So - what is our response to this foundation-shaking event here in Nepal? I think that the best, most effective, and greatest way we can help the Nepali people is to continue to pray for them. God reveals Himself as a rock, as a fortress. He is unshakable, even if the ground here in Nepal is not. May the Nepali people turn to Him and find in Him the safety and peace they so desperately seek.

Thanks to all for praying and for caring.


Headed to Nepal

Dear Kidstown Friends,

Many of you have followed the recent tragic events in Nepal, have expressed concern, have lifted this country and its people up in prayer, and have generously given so that we can assist in the relief and reconstruction efforts. Sincerest thanks to each of you.

I am writing to you from seat 22A on a KLM flight headed to Amsterdam, then Dubai, with final destination Kathmandu. The visit in Nepal will be brief. The primary objectives: assess structural damage to the orphanage facilities, and encourage the orphanage leaders. Kidstown is partnering with seven orphanages that were affected by the earthquakes, and even now, according to a report received yesterday from one of the orphanage leaders, the kids are sleeping in tents outside the building due to the on-going after-shocks that continue to ripple through the Kathmandu valley.

Thanks to you, we have already sent a financial relief package to all of our partner Nepal orphanages as a way of helping them to compensate for increased costs of food and fuel caused by the earthquake. We also will be distributing water filters and medical supplies to help in the present as well as in readiness for any future tremors. And, as we gain a better idea these next few days of damages to facilities, we will aim to dial in relief funds to assist in the reconstruction efforts.

God has given all of us the opportunity to play a part in the Nepal earthquake story. Our part may be small, but let’s just be faithful and do our part well.

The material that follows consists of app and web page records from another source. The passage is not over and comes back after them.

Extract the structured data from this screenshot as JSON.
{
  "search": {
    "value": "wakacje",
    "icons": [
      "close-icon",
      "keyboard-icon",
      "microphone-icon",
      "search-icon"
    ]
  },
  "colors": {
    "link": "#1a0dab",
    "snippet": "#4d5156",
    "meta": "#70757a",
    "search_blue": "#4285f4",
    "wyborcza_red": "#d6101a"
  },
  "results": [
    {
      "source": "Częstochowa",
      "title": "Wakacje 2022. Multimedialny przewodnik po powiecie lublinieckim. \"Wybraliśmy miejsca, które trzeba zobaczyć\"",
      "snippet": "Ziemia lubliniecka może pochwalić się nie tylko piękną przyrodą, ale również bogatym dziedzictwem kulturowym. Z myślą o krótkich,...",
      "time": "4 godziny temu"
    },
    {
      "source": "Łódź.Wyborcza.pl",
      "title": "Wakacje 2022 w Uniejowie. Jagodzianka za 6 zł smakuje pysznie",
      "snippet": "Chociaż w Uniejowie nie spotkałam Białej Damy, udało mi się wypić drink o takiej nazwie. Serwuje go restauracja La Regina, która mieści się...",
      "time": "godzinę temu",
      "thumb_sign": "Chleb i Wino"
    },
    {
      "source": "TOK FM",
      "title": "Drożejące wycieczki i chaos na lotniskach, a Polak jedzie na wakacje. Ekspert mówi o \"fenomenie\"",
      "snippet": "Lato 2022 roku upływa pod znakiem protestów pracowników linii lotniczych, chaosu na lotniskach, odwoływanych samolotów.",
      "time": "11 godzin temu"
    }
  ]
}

Will try to send an update from Nepal soon. Please continue to pray for Nepal, its leaders, the general population, the orphanages, and all the aid workers. Thanks.